[Description of the task]
Key in the whole listing below again, keeping every word as it is.

==== Recorded data

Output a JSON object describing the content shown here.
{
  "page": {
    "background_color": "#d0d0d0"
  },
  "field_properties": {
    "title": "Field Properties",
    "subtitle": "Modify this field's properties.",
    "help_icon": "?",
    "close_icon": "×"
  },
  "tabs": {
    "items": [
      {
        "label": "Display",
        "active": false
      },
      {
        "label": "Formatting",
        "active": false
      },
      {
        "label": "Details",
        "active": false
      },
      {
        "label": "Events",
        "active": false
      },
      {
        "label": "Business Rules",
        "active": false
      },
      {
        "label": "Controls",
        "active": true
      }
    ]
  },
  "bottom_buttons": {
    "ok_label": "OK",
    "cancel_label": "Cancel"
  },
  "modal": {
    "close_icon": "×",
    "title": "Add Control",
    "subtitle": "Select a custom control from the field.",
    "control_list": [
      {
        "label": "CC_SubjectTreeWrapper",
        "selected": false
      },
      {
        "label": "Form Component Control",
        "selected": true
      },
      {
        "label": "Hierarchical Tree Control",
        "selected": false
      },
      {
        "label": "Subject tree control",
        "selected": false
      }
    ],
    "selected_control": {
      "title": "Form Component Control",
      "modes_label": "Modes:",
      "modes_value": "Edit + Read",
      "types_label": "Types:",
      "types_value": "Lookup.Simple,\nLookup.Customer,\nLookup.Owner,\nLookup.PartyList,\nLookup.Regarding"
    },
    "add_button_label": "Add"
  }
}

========

[Result of the task]
Output a JSON object describing the content shown here.
{
  "page": {
    "background_color": "#d0d0d0"
  },
  "field_properties": {
    "title": "Field Properties",
    "subtitle": "Modify this field's properties.",
    "help_icon": "?",
    "close_icon": "×"
  },
  "tabs": {
    "items": [
      {
        "label": "Display",
        "active": false
      },
      {
        "label": "Formatting",
        "active": false
      },
      {
        "label": "Details",
        "active": false
      },
      {
        "label": "Events",
        "active": false
      },
      {
        "label": "Business Rules",
        "active": false
      },
      {
        "label": "Controls",
        "active": true
      }
    ]
  },
  "bottom_buttons": {
    "ok_label": "OK",
    "cancel_label": "Cancel"
  },
  "modal": {
    "close_icon": "×",
    "title": "Add Control",
    "subtitle": "Select a custom control from the field.",
    "control_list": [
      {
        "label": "CC_SubjectTreeWrapper",
        "selected": false
      },
      {
        "label": "Form Component Control",
        "selected": true
      },
      {
        "label": "Hierarchical Tree Control",
        "selected": false
      },
      {
        "label": "Subject tree control",
        "selected": false
      }
    ],
    "selected_control": {
      "title": "Form Component Control",
      "modes_label": "Modes:",
      "modes_value": "Edit + Read",
      "types_label": "Types:",
      "types_value": "Lookup.Simple,\nLookup.Customer,\nLookup.Owner,\nLookup.PartyList,\nLookup.Regarding"
    },
    "add_button_label": "Add"
  }
}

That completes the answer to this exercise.